It was so exciting. So, 2011, I can even remember that day. Nature published a paper and they were looking at the animal model of multiple sclerosis and how the gut microbiome may be influential in terms of triggering the animal model of multiple sclerosis. I had no idea that people were even thinking about this, and this led me down a whole new research path and now I’m actually coordinating principal investigator on a study where we’re collecting stool samples from children with multiple sclerosis and controls across Canada and across the US, and so it was thrilling for me to spend time in the lab whose work had really pushed me onto this path, so it was a lot of fun.

So, there’s no additional funds attached to it, but it just meant that it was a formal opportunity and your salary was continued as such without a break. You didn’t have to take it as a sabbatical leave or anything like that. And I was just there for two months, but it was a really great two months.

Jean-Pierre Bourguignon:

During my time we have signed agreements with China, with India, with Brazil, with Australia, with Japan, so of course, these are countries which worldwide play a very critical role. I should also mention South Africa with which we have also developed a very interesting collaboration. Still, we want for the future to actually have more tools. For example, for the moment, the tools we have are only the ones I describe – namely visits by scientists from these places to visit ERC teams. We hope that in the next framework programmes, some more agility will be given to the scientific council, and having the possibility to also accompany researchers from our teams who want to visit abroad. One of the very simple principles of international collaboration is typically reciprocity – that is what you make possible in one direction should be possible in the other direction. For the moment, as you heard, the only possibility is people from these countries to come and visit Europe. We would like also to help and accompany researchers from Europe who have got the ERC contracts to also be helped when they want to visit researchers from other countries outside Europe.

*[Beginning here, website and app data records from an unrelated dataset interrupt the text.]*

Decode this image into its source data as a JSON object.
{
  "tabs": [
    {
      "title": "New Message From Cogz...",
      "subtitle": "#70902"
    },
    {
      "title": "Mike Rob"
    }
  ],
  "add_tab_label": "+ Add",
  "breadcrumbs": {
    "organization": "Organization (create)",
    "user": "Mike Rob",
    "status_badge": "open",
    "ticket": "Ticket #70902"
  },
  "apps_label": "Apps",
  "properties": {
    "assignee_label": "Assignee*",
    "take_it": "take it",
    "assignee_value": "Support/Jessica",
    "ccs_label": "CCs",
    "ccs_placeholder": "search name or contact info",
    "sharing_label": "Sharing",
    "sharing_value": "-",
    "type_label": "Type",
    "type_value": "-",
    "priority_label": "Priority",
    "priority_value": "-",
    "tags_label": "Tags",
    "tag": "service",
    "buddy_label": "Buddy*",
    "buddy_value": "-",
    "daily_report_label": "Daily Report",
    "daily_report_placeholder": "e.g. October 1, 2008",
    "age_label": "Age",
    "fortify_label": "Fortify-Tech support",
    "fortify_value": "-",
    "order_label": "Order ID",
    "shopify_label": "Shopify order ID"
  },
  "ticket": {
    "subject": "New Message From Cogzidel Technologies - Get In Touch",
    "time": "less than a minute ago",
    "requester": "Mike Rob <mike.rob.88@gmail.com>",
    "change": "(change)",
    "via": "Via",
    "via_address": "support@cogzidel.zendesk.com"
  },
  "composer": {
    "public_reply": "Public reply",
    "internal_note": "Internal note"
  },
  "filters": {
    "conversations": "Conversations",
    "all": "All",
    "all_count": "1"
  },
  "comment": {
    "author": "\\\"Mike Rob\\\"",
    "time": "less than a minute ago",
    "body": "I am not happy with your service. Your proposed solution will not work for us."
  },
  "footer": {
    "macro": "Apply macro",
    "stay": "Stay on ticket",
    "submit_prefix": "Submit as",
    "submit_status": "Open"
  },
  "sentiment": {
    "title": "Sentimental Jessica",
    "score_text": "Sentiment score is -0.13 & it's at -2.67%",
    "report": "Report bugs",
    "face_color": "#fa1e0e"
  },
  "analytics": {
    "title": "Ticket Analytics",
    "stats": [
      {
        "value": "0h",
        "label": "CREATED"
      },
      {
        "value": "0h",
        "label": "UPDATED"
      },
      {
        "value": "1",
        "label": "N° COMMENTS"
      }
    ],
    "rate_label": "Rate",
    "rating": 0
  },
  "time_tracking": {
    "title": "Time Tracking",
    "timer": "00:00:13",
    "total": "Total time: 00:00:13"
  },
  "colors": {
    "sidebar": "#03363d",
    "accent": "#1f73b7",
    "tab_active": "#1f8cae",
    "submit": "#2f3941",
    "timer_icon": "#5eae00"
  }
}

Something we reintroduced very recently are the so-called Synergy calls, so it’s a different call from the other ones. They are really for individual principal investigators, as we name them. In the case of Synergy, it’s really to encourage more ambitious, more global projects with two, three or four PIs (principal investigators). Of course, the idea is not to create a consortium. It’s really the idea that people come up with a truly challenging scientific problem they want to address, and we call it Synergy because we want them to really convince us that they are really the right group of people to tackle this. So in particular, we see this as a very specific place where interdisciplinary work can be developed. So, in a sense we wanted to create such a space where really people who need resources and skills and knowledge, expertise from different fields, can come together to tackle a very well-identified problem and to do that together. And so, this has been we have run only one such call so far for the year 2018. We just published the results. So, 27 projects have been supported. I didn’t mention globally the number of projects we have supported – we are typically at 9,000 projects overall supported – but the Synergy project is for very interesting new challenges. So, this is another dimension that ERC and the scientific council wants to tackle – that is to acknowledge the great importance for the future development of research of interdisciplinary work, that people need to learn how to work together but the way we do it is again under the very strict bottom-up philosophy. We just want people to come up to us, come forward with ambitious projects and very challenging problems they want to tackle and to try and convince the evaluators that they are the right people to do that and that they have assembled really the people who can do that in the best possible way. So, this dimension of Synergy is also that we want to be sure that Europe is the leader to tackle some of the most challenging scientific problems.

Originally posted on Nature Careers - 08 February 2019 - https://www.nature.com/articles/d41586-019-00525-y